By trip purpose, “to work” accounted for 22.3% of all trips, followed by “business” (8.3%), “so- cial/recreational/entertainment” (6.3%), “school” (5.5%), and “shopping” (3.3%) . This generation of trips leads to traffic heading home after late afternoon, and “from work” trips accounted for 43.3% of all trips. The traffic volume in the Seoul Capital Area is approximately 50%, about the same as the traffic volume in the metropolitan cities. When the trips are examined by purpose (“commute,” “business,” “school,” etc.), slight- ly different patterns emerge. The number of “to work” and “business” trips in metropolitan cities accounted for approximately 50%, whereas for “school,” the proportion is 45% and for “shop- ping,” the proportion reaches 58%. On the other hand, the number of “shopping” trips does not stand out in the Seoul Capital Area.

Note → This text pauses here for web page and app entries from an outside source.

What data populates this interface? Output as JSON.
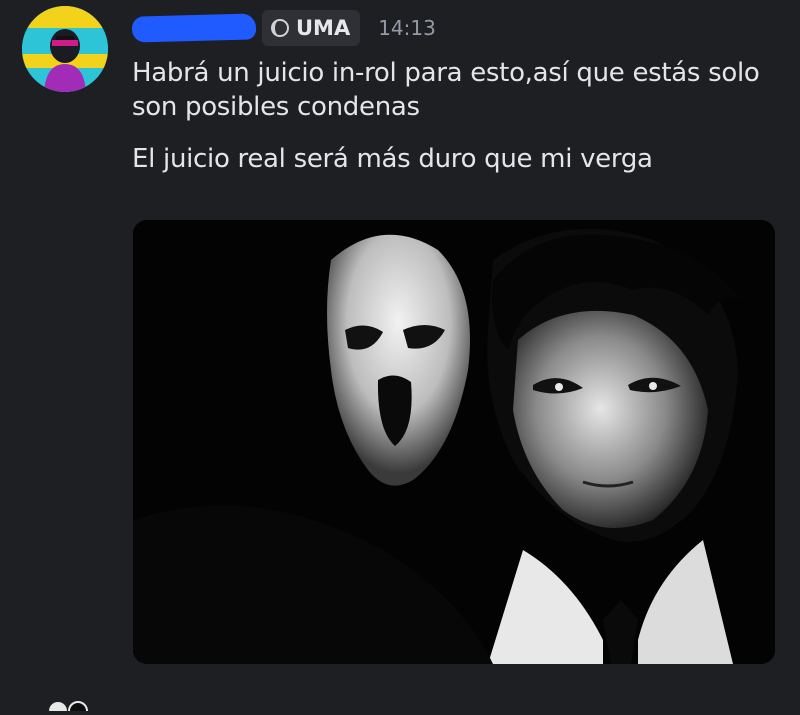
{
  "message": {
    "avatar_icon": "user-avatar",
    "username_redacted": true,
    "tag": {
      "label": "UMA",
      "icon": "moon-icon"
    },
    "timestamp": "14:13",
    "lines": [
      "Habrá un juicio in-rol para esto,así que estás solo son posibles condenas",
      "El juicio real será más duro que mi verga"
    ],
    "attachment": {
      "kind": "image",
      "icon": "image-attachment"
    }
  },
  "colors": {
    "background": "#1e1f23",
    "text": "#e3e5e8",
    "muted": "#949ba4",
    "tag_bg": "#2e3035",
    "redaction": "#1f5bff"
  }
}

As metropolitan areas expanded, the numbe
of trips crossing administrative boundaries in- creased. Particularly in the Seoul Capital Area, due to improved regional public transportation and construction of the Seoul Ring Expressway, approximately 28% of all “to work” trips orig- inate from outside Seoul (3.7% from Incheon, 24.1% from Gyeonggi-do). About 22% of “to work” trips in Incheon Metropolitan City also originate from outside the city limits, including 9% from Seoul. On the other hand, more than 95% of all “to work” trips originate internally in Daejeon, Gwangju, and Daegu metropolitan cit- ies. In Ulsan and Busan metropolitan cities, inter- nal “to work” trips accounted for 82% and 93% of the total, respectively. An examination of trips entering and leaving Seoul confirms the increase in travel volume outside Seoul as the entire Capi- tal Area was developed.